In June 2015, Avila traveled to China along with Rev. John Ensor—who founded Heartbeat of Miami and has since gone on to start PassionLife Ministries, an international agency focused on training and equipping the church for pro-life work in China and Cuba, as well as other current and former communist nations.
On her trip to China, Avila was shocked to see the continued fallout of the country's decades-long oppression of women and families through forced abortion. That trip served as an eye-opener for Avila, who has served as Heartbeat of Miami's president since it first opened in 2007.
"These triplets from this Chinese couple really hit my heart," Avila said. "I was in awe to see how women were being forced to abort their second baby. Yet most, if not all, do not want to abort—they are forced to. Then I have the opportunity to see how the Lord rescued these babies even though they were conceived in China. We are rejoicing in God's grace over these triplets."
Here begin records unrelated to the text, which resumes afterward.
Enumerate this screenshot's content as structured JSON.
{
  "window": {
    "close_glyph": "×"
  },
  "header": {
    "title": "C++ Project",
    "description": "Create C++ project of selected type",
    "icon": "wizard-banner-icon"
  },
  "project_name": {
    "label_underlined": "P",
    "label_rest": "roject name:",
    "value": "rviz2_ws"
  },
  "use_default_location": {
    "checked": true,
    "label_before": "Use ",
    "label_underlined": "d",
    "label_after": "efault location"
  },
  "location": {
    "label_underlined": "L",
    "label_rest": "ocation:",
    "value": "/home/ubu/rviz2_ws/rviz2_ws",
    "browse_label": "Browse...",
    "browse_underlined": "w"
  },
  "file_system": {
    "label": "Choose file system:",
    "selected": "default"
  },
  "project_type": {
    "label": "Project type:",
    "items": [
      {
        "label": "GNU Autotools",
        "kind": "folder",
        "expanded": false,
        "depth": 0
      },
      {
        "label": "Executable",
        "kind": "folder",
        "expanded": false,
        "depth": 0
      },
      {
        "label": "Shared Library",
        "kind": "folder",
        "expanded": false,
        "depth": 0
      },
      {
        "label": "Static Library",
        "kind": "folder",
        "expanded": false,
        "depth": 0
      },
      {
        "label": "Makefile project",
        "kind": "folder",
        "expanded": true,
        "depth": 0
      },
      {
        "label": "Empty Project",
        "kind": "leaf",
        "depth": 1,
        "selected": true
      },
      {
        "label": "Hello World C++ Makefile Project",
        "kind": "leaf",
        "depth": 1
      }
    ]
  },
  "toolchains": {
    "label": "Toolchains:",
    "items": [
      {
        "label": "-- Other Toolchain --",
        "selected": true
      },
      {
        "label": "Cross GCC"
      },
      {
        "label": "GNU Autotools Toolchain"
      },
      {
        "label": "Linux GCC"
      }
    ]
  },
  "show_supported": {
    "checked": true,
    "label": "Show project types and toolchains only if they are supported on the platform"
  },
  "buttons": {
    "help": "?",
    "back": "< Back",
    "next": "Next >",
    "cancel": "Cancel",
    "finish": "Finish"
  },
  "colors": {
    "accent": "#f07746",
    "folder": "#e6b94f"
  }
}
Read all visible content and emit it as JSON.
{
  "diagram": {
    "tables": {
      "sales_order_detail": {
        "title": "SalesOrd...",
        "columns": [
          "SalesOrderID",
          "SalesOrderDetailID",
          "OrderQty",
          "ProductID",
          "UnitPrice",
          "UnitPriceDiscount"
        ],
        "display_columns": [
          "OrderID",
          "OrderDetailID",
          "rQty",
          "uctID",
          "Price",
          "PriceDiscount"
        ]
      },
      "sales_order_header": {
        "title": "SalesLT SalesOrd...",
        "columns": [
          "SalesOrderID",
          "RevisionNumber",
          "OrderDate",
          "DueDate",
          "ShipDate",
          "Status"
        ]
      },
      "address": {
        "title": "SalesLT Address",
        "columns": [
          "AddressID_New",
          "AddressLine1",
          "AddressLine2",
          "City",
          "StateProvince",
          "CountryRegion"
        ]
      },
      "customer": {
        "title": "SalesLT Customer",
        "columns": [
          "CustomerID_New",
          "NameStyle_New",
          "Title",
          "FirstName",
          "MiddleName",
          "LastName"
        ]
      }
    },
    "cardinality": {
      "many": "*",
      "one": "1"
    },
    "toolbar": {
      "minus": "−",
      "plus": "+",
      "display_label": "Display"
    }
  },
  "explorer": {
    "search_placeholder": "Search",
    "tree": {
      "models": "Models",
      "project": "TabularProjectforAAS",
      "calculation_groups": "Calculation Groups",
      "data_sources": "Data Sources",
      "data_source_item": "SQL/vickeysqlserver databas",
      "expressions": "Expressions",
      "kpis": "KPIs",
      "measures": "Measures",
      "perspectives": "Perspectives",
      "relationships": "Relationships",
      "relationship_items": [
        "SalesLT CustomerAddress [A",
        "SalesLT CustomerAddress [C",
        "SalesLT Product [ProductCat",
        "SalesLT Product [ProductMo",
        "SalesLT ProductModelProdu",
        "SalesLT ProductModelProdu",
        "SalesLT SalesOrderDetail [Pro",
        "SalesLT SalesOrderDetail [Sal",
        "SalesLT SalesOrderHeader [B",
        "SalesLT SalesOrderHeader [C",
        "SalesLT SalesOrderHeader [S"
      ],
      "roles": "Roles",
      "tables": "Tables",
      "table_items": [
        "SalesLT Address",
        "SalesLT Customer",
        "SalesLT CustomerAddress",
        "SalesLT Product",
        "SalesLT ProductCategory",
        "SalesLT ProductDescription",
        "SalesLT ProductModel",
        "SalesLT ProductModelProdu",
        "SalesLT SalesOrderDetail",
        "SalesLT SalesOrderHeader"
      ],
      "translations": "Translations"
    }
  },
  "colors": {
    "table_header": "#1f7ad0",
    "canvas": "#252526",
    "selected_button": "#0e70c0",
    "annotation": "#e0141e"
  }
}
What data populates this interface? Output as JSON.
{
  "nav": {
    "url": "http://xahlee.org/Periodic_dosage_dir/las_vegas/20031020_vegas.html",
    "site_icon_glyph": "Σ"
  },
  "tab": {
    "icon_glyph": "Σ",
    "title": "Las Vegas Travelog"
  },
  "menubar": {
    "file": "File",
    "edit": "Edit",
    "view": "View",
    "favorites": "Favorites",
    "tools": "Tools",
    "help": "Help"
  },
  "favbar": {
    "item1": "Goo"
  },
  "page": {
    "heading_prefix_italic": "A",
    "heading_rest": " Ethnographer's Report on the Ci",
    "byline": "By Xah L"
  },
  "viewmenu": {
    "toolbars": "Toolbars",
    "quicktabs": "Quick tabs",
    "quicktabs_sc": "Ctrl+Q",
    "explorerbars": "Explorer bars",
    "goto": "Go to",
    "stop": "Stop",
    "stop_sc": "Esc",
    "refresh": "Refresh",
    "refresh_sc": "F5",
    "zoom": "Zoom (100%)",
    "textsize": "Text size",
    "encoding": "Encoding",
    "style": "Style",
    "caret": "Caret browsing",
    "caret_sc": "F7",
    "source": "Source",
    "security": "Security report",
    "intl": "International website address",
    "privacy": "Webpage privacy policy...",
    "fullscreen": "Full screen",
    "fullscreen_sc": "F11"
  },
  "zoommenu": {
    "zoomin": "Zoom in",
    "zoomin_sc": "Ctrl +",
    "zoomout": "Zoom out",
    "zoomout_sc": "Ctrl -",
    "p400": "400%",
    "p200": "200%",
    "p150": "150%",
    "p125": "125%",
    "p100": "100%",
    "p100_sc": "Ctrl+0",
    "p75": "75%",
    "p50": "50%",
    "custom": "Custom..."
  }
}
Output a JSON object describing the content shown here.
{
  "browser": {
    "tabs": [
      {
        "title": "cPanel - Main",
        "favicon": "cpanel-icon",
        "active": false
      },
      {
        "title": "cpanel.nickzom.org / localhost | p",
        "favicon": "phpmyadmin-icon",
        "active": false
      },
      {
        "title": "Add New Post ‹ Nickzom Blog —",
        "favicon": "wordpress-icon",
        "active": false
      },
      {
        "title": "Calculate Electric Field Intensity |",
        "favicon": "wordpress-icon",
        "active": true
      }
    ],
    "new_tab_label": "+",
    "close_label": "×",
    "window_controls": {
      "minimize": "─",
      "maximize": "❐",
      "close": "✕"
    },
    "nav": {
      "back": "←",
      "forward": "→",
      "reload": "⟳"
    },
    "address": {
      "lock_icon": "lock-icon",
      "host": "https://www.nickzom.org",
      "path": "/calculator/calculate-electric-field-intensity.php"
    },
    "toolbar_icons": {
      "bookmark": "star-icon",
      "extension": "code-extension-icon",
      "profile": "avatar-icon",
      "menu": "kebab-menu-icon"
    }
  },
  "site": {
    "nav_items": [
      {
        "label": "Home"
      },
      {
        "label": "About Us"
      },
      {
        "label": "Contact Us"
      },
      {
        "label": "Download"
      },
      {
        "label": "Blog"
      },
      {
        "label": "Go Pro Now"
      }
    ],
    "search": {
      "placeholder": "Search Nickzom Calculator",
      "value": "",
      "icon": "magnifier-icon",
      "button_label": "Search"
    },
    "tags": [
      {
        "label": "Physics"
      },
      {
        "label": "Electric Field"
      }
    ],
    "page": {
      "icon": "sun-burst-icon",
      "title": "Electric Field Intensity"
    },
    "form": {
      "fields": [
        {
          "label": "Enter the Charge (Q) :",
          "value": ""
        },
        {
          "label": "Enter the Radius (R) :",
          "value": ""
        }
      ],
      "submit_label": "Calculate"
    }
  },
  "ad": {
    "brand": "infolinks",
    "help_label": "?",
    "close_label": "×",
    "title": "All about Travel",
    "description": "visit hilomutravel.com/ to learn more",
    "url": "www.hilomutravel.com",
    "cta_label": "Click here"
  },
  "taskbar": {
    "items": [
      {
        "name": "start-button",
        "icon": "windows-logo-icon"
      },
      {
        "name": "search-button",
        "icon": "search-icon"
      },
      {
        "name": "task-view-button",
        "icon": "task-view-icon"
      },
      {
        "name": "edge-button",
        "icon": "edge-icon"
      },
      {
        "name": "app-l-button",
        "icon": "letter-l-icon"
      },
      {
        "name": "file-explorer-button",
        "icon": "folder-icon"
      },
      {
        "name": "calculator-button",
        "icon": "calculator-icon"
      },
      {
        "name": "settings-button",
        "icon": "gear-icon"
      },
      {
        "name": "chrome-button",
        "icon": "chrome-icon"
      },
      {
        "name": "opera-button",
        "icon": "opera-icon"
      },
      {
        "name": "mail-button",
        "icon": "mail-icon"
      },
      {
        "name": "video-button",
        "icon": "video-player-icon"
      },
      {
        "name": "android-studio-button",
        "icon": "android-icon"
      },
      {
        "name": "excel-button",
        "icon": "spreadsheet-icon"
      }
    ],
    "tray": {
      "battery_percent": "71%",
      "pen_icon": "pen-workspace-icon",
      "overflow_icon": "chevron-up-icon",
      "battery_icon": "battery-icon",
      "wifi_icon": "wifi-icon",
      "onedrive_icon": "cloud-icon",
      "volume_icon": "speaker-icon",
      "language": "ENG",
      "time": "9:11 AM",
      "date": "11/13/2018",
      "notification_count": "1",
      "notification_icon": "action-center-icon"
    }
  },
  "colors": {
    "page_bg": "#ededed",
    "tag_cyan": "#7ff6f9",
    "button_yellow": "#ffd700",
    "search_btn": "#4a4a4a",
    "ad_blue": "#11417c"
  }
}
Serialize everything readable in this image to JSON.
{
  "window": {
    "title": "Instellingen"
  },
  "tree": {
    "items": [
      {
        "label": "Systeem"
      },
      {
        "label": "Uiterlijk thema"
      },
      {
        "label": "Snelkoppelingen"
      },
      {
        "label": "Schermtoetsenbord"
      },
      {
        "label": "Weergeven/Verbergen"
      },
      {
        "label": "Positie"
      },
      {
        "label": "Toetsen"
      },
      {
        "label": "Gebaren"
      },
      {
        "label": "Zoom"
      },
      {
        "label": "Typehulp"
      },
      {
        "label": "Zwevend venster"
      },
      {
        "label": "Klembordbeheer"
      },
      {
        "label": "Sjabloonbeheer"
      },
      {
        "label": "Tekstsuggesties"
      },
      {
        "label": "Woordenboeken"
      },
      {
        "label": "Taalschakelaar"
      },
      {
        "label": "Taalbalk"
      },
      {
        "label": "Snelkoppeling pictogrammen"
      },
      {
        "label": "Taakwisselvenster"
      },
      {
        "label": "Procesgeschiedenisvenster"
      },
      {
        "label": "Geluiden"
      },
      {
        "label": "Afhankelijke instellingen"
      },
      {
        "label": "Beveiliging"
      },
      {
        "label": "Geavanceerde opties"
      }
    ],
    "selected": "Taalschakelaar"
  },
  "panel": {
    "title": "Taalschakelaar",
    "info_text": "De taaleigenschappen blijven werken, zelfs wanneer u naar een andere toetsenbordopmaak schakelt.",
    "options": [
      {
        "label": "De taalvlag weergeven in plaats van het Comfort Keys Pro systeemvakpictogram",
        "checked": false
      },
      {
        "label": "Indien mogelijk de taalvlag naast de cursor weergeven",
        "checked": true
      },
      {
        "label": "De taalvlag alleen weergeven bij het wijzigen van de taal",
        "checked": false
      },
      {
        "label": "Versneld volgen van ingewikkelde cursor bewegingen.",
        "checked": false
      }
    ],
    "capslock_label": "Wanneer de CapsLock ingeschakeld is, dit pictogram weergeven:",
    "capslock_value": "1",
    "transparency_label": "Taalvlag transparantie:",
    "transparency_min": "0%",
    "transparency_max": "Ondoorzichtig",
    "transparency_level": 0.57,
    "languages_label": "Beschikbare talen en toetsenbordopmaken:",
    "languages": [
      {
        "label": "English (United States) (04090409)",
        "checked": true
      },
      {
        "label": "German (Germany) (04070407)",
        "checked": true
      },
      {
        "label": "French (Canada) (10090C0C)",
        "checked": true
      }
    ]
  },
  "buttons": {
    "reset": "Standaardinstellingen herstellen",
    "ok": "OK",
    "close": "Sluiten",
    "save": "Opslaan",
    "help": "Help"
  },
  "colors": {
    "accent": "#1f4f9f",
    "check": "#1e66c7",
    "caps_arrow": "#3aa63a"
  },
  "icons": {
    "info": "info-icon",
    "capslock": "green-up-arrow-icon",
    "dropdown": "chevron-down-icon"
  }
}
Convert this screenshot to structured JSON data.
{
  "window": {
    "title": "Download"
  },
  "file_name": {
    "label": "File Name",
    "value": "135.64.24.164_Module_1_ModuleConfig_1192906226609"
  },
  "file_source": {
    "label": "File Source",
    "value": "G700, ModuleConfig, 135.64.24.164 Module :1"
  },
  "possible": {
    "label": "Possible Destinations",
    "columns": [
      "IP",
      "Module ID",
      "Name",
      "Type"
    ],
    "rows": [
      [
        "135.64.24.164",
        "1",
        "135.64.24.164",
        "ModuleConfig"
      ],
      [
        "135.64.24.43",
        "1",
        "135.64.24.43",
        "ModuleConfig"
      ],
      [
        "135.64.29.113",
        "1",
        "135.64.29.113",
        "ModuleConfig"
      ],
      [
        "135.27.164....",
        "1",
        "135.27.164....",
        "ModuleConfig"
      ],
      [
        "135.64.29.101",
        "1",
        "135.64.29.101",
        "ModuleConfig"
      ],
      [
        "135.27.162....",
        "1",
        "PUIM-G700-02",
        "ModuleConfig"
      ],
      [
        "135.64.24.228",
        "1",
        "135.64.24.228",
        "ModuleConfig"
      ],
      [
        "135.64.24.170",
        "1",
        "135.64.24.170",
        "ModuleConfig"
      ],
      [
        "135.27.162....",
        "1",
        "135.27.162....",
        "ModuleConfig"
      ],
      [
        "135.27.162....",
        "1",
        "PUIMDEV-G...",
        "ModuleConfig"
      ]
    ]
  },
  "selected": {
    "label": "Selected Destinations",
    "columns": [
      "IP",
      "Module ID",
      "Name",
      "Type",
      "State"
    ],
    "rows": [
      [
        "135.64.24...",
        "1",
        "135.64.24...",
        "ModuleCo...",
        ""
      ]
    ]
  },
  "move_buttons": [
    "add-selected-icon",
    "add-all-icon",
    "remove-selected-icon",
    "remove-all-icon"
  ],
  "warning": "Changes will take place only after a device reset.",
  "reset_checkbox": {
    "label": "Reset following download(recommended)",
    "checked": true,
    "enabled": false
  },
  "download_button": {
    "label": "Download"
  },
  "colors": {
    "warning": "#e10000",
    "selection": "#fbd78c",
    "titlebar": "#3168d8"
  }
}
Since it began serving women in 2007, Heartbeat of Miami has seen well over 35,000 women choose life for their babies in one of the most abortion-heavy cities in the U.S.
When the organization first opened, it was the first known pregnancy center in Miami-Dade County, compared with 37 abortion businesses. Today, Heartbeat of Miami occupies two closed abortion businesses among its five total locations.
Newly arrived from China and with no family in town, Mensheng and Zhang reached out to Heartbeat of Miami for help in mid-2017. There, they met a woman named Lourdes Ponce who connected them with the material help and relational support the center offers.
It's actually the second set of triplets Heartbeat of Miami has welcomed in the past three years. The first set—whose mother was 47 and was set on abortion before finding out she was expecting not one, but three babies—will turn three-years-old in March.
"What an awesome opportunity for Lourdes to show them the love of Christ Jesus our Lord," Avila said. "God's mercy allowed these babies to be born here in the United States even though they were conceived in China. Mensheng and Zhang are not alone. They have all of us."